**YOUR INSTRUCTIONS:**
Every line of the listing should be retyped exactly, but none of the pictures should be.

**MATERIAL SUPPLIED:**

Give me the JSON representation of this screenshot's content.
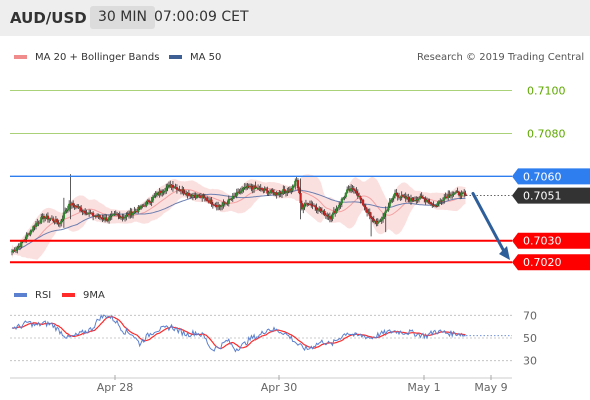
{
  "header": {
    "pair": "AUD/USD",
    "timeframe": "30 MIN",
    "time": "07:00:09 CET"
  },
  "legend": {
    "bb_label": "MA 20 + Bollinger Bands",
    "bb_color": "#f08c8c",
    "ma50_label": "MA 50",
    "ma50_color": "#3d5f94",
    "credit": "Research © 2019 Trading Central",
    "rsi_label": "RSI",
    "rsi_color": "#5b80d0",
    "ma9_label": "9MA",
    "ma9_color": "#ff2a2a"
  },
  "chart_data": [
    {
      "type": "candlestick",
      "title": "AUD/USD 30 MIN",
      "ylim": [
        7014.5,
        7110
      ],
      "price_scale": "value ×0.0001",
      "current_price": "0.7051",
      "levels": [
        {
          "label": "0.7100",
          "value": 7100,
          "color": "#5ea800",
          "kind": "target"
        },
        {
          "label": "0.7080",
          "value": 7080,
          "color": "#5ea800",
          "kind": "target"
        },
        {
          "label": "0.7060",
          "value": 7060,
          "color": "#2f7ef0",
          "kind": "pivot"
        },
        {
          "label": "0.7030",
          "value": 7030,
          "color": "#ff0000",
          "kind": "support"
        },
        {
          "label": "0.7020",
          "value": 7020,
          "color": "#ff0000",
          "kind": "support"
        }
      ],
      "x_ticks": [
        "Apr 28",
        "Apr 30",
        "May 1",
        "May 9"
      ],
      "arrow": {
        "from": 7052,
        "to": 7021,
        "direction": "down",
        "color": "#2e5f9a"
      },
      "waypoints": [
        [
          0,
          7025
        ],
        [
          6,
          7028
        ],
        [
          12,
          7033
        ],
        [
          18,
          7038
        ],
        [
          24,
          7041
        ],
        [
          30,
          7040
        ],
        [
          36,
          7038
        ],
        [
          40,
          7044
        ],
        [
          44,
          7047
        ],
        [
          48,
          7046
        ],
        [
          54,
          7044
        ],
        [
          60,
          7042
        ],
        [
          66,
          7041
        ],
        [
          72,
          7040
        ],
        [
          78,
          7042
        ],
        [
          84,
          7041
        ],
        [
          90,
          7043
        ],
        [
          96,
          7045
        ],
        [
          102,
          7048
        ],
        [
          108,
          7051
        ],
        [
          114,
          7054
        ],
        [
          120,
          7056
        ],
        [
          126,
          7054
        ],
        [
          132,
          7052
        ],
        [
          138,
          7051
        ],
        [
          144,
          7050
        ],
        [
          150,
          7048
        ],
        [
          156,
          7046
        ],
        [
          162,
          7048
        ],
        [
          168,
          7051
        ],
        [
          174,
          7054
        ],
        [
          180,
          7055
        ],
        [
          186,
          7054
        ],
        [
          192,
          7053
        ],
        [
          198,
          7052
        ],
        [
          204,
          7053
        ],
        [
          210,
          7054
        ],
        [
          214,
          7058
        ],
        [
          218,
          7045
        ],
        [
          222,
          7048
        ],
        [
          228,
          7046
        ],
        [
          234,
          7043
        ],
        [
          240,
          7041
        ],
        [
          246,
          7047
        ],
        [
          252,
          7053
        ],
        [
          258,
          7054
        ],
        [
          262,
          7049
        ],
        [
          266,
          7045
        ],
        [
          270,
          7040
        ],
        [
          276,
          7038
        ],
        [
          282,
          7045
        ],
        [
          288,
          7052
        ],
        [
          294,
          7050
        ],
        [
          300,
          7049
        ],
        [
          306,
          7050
        ],
        [
          312,
          7049
        ],
        [
          318,
          7046
        ],
        [
          324,
          7050
        ],
        [
          330,
          7052
        ],
        [
          336,
          7052
        ],
        [
          341,
          7051
        ]
      ]
    },
    {
      "type": "line",
      "title": "RSI",
      "ylim": [
        20,
        80
      ],
      "y_ticks": [
        70,
        50,
        30
      ],
      "rsi_waypoints": [
        [
          0,
          59
        ],
        [
          6,
          60
        ],
        [
          12,
          64
        ],
        [
          18,
          61
        ],
        [
          24,
          63
        ],
        [
          30,
          62
        ],
        [
          36,
          56
        ],
        [
          42,
          50
        ],
        [
          48,
          52
        ],
        [
          54,
          55
        ],
        [
          60,
          58
        ],
        [
          66,
          68
        ],
        [
          72,
          70
        ],
        [
          78,
          65
        ],
        [
          84,
          56
        ],
        [
          90,
          54
        ],
        [
          96,
          45
        ],
        [
          102,
          52
        ],
        [
          108,
          57
        ],
        [
          114,
          58
        ],
        [
          120,
          60
        ],
        [
          126,
          56
        ],
        [
          132,
          53
        ],
        [
          138,
          55
        ],
        [
          144,
          52
        ],
        [
          150,
          40
        ],
        [
          156,
          42
        ],
        [
          162,
          48
        ],
        [
          168,
          40
        ],
        [
          174,
          44
        ],
        [
          180,
          50
        ],
        [
          186,
          52
        ],
        [
          192,
          58
        ],
        [
          198,
          57
        ],
        [
          204,
          55
        ],
        [
          210,
          50
        ],
        [
          216,
          43
        ],
        [
          222,
          40
        ],
        [
          228,
          44
        ],
        [
          234,
          47
        ],
        [
          240,
          44
        ],
        [
          246,
          50
        ],
        [
          252,
          55
        ],
        [
          258,
          52
        ],
        [
          264,
          52
        ],
        [
          270,
          50
        ],
        [
          276,
          53
        ],
        [
          282,
          55
        ],
        [
          288,
          56
        ],
        [
          294,
          55
        ],
        [
          300,
          55
        ],
        [
          306,
          53
        ],
        [
          312,
          52
        ],
        [
          318,
          56
        ],
        [
          324,
          55
        ],
        [
          330,
          54
        ],
        [
          336,
          54
        ],
        [
          341,
          52
        ]
      ]
    }
  ]
}
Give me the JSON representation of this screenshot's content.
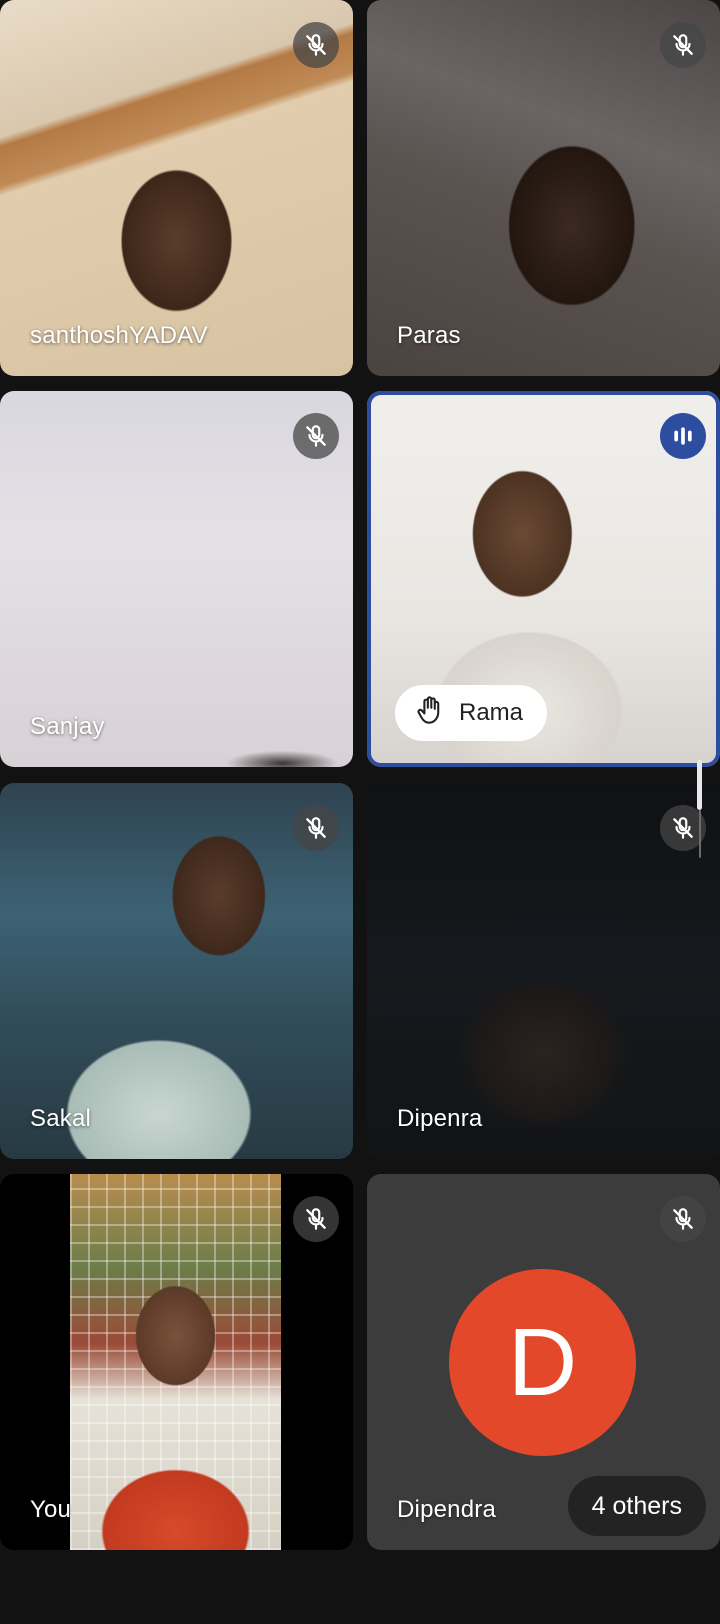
{
  "participants": [
    {
      "name": "santhoshYADAV",
      "mic": "mic-off-icon",
      "state": "muted"
    },
    {
      "name": "Paras",
      "mic": "mic-off-icon",
      "state": "muted"
    },
    {
      "name": "Sanjay",
      "mic": "mic-off-icon",
      "state": "muted"
    },
    {
      "name": "Rama",
      "mic": "speaking-icon",
      "state": "speaking",
      "hand_raised": true,
      "hand_icon": "raised-hand-icon"
    },
    {
      "name": "Sakal",
      "mic": "mic-off-icon",
      "state": "muted"
    },
    {
      "name": "Dipenra",
      "mic": "mic-off-icon",
      "state": "muted"
    },
    {
      "name": "You",
      "mic": "mic-off-icon",
      "state": "muted"
    },
    {
      "name": "Dipendra",
      "mic": "mic-off-icon",
      "state": "muted",
      "avatar_letter": "D",
      "avatar_color": "#e3482b"
    }
  ],
  "others_label": "4 others",
  "colors": {
    "background": "#121212",
    "active_speaker": "#2c4da0",
    "avatar": "#e3482b"
  }
}
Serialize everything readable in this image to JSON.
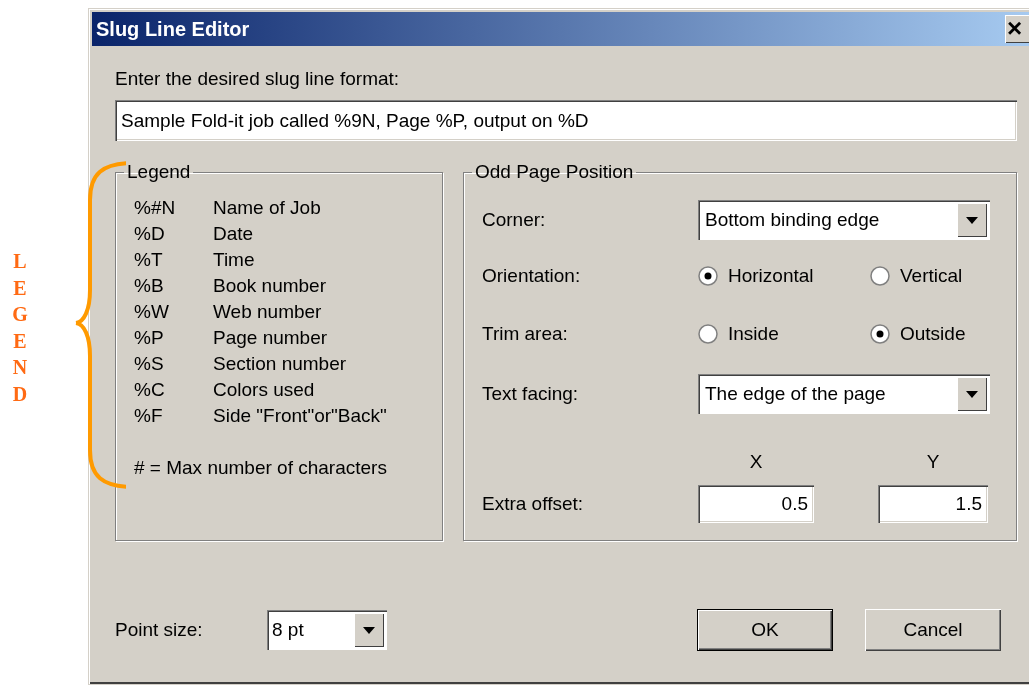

**EXERCISE OUTPUT:**
Give me the JSON representation of this screenshot's content.
{
  "header": {
    "pair": "AUD/USD",
    "timeframe": "30 MIN",
    "time": "07:00:09 CET"
  },
  "legend": {
    "bb_label": "MA 20 + Bollinger Bands",
    "bb_color": "#f08c8c",
    "ma50_label": "MA 50",
    "ma50_color": "#3d5f94",
    "credit": "Research © 2019 Trading Central",
    "rsi_label": "RSI",
    "rsi_color": "#5b80d0",
    "ma9_label": "9MA",
    "ma9_color": "#ff2a2a"
  },
  "chart_data": [
    {
      "type": "candlestick",
      "title": "AUD/USD 30 MIN",
      "ylim": [
        7014.5,
        7110
      ],
      "price_scale": "value ×0.0001",
      "current_price": "0.7051",
      "levels": [
        {
          "label": "0.7100",
          "value": 7100,
          "color": "#5ea800",
          "kind": "target"
        },
        {
          "label": "0.7080",
          "value": 7080,
          "color": "#5ea800",
          "kind": "target"
        },
        {
          "label": "0.7060",
          "value": 7060,
          "color": "#2f7ef0",
          "kind": "pivot"
        },
        {
          "label": "0.7030",
          "value": 7030,
          "color": "#ff0000",
          "kind": "support"
        },
        {
          "label": "0.7020",
          "value": 7020,
          "color": "#ff0000",
          "kind": "support"
        }
      ],
      "x_ticks": [
        "Apr 28",
        "Apr 30",
        "May 1",
        "May 9"
      ],
      "arrow": {
        "from": 7052,
        "to": 7021,
        "direction": "down",
        "color": "#2e5f9a"
      },
      "waypoints": [
        [
          0,
          7025
        ],
        [
          6,
          7028
        ],
        [
          12,
          7033
        ],
        [
          18,
          7038
        ],
        [
          24,
          7041
        ],
        [
          30,
          7040
        ],
        [
          36,
          7038
        ],
        [
          40,
          7044
        ],
        [
          44,
          7047
        ],
        [
          48,
          7046
        ],
        [
          54,
          7044
        ],
        [
          60,
          7042
        ],
        [
          66,
          7041
        ],
        [
          72,
          7040
        ],
        [
          78,
          7042
        ],
        [
          84,
          7041
        ],
        [
          90,
          7043
        ],
        [
          96,
          7045
        ],
        [
          102,
          7048
        ],
        [
          108,
          7051
        ],
        [
          114,
          7054
        ],
        [
          120,
          7056
        ],
        [
          126,
          7054
        ],
        [
          132,
          7052
        ],
        [
          138,
          7051
        ],
        [
          144,
          7050
        ],
        [
          150,
          7048
        ],
        [
          156,
          7046
        ],
        [
          162,
          7048
        ],
        [
          168,
          7051
        ],
        [
          174,
          7054
        ],
        [
          180,
          7055
        ],
        [
          186,
          7054
        ],
        [
          192,
          7053
        ],
        [
          198,
          7052
        ],
        [
          204,
          7053
        ],
        [
          210,
          7054
        ],
        [
          214,
          7058
        ],
        [
          218,
          7045
        ],
        [
          222,
          7048
        ],
        [
          228,
          7046
        ],
        [
          234,
          7043
        ],
        [
          240,
          7041
        ],
        [
          246,
          7047
        ],
        [
          252,
          7053
        ],
        [
          258,
          7054
        ],
        [
          262,
          7049
        ],
        [
          266,
          7045
        ],
        [
          270,
          7040
        ],
        [
          276,
          7038
        ],
        [
          282,
          7045
        ],
        [
          288,
          7052
        ],
        [
          294,
          7050
        ],
        [
          300,
          7049
        ],
        [
          306,
          7050
        ],
        [
          312,
          7049
        ],
        [
          318,
          7046
        ],
        [
          324,
          7050
        ],
        [
          330,
          7052
        ],
        [
          336,
          7052
        ],
        [
          341,
          7051
        ]
      ]
    },
    {
      "type": "line",
      "title": "RSI",
      "ylim": [
        20,
        80
      ],
      "y_ticks": [
        70,
        50,
        30
      ],
      "rsi_waypoints": [
        [
          0,
          59
        ],
        [
          6,
          60
        ],
        [
          12,
          64
        ],
        [
          18,
          61
        ],
        [
          24,
          63
        ],
        [
          30,
          62
        ],
        [
          36,
          56
        ],
        [
          42,
          50
        ],
        [
          48,
          52
        ],
        [
          54,
          55
        ],
        [
          60,
          58
        ],
        [
          66,
          68
        ],
        [
          72,
          70
        ],
        [
          78,
          65
        ],
        [
          84,
          56
        ],
        [
          90,
          54
        ],
        [
          96,
          45
        ],
        [
          102,
          52
        ],
        [
          108,
          57
        ],
        [
          114,
          58
        ],
        [
          120,
          60
        ],
        [
          126,
          56
        ],
        [
          132,
          53
        ],
        [
          138,
          55
        ],
        [
          144,
          52
        ],
        [
          150,
          40
        ],
        [
          156,
          42
        ],
        [
          162,
          48
        ],
        [
          168,
          40
        ],
        [
          174,
          44
        ],
        [
          180,
          50
        ],
        [
          186,
          52
        ],
        [
          192,
          58
        ],
        [
          198,
          57
        ],
        [
          204,
          55
        ],
        [
          210,
          50
        ],
        [
          216,
          43
        ],
        [
          222,
          40
        ],
        [
          228,
          44
        ],
        [
          234,
          47
        ],
        [
          240,
          44
        ],
        [
          246,
          50
        ],
        [
          252,
          55
        ],
        [
          258,
          52
        ],
        [
          264,
          52
        ],
        [
          270,
          50
        ],
        [
          276,
          53
        ],
        [
          282,
          55
        ],
        [
          288,
          56
        ],
        [
          294,
          55
        ],
        [
          300,
          55
        ],
        [
          306,
          53
        ],
        [
          312,
          52
        ],
        [
          318,
          56
        ],
        [
          324,
          55
        ],
        [
          330,
          54
        ],
        [
          336,
          54
        ],
        [
          341,
          52
        ]
      ]
    }
  ]
}
Give me the JSON representation of this screenshot's content.
{
  "participants": [
    {
      "name": "santhoshYADAV",
      "mic": "mic-off-icon",
      "state": "muted"
    },
    {
      "name": "Paras",
      "mic": "mic-off-icon",
      "state": "muted"
    },
    {
      "name": "Sanjay",
      "mic": "mic-off-icon",
      "state": "muted"
    },
    {
      "name": "Rama",
      "mic": "speaking-icon",
      "state": "speaking",
      "hand_raised": true,
      "hand_icon": "raised-hand-icon"
    },
    {
      "name": "Sakal",
      "mic": "mic-off-icon",
      "state": "muted"
    },
    {
      "name": "Dipenra",
      "mic": "mic-off-icon",
      "state": "muted"
    },
    {
      "name": "You",
      "mic": "mic-off-icon",
      "state": "muted"
    },
    {
      "name": "Dipendra",
      "mic": "mic-off-icon",
      "state": "muted",
      "avatar_letter": "D",
      "avatar_color": "#e3482b"
    }
  ],
  "others_label": "4 others",
  "colors": {
    "background": "#121212",
    "active_speaker": "#2c4da0",
    "avatar": "#e3482b"
  }
}
Serialize everything readable in this image to JSON.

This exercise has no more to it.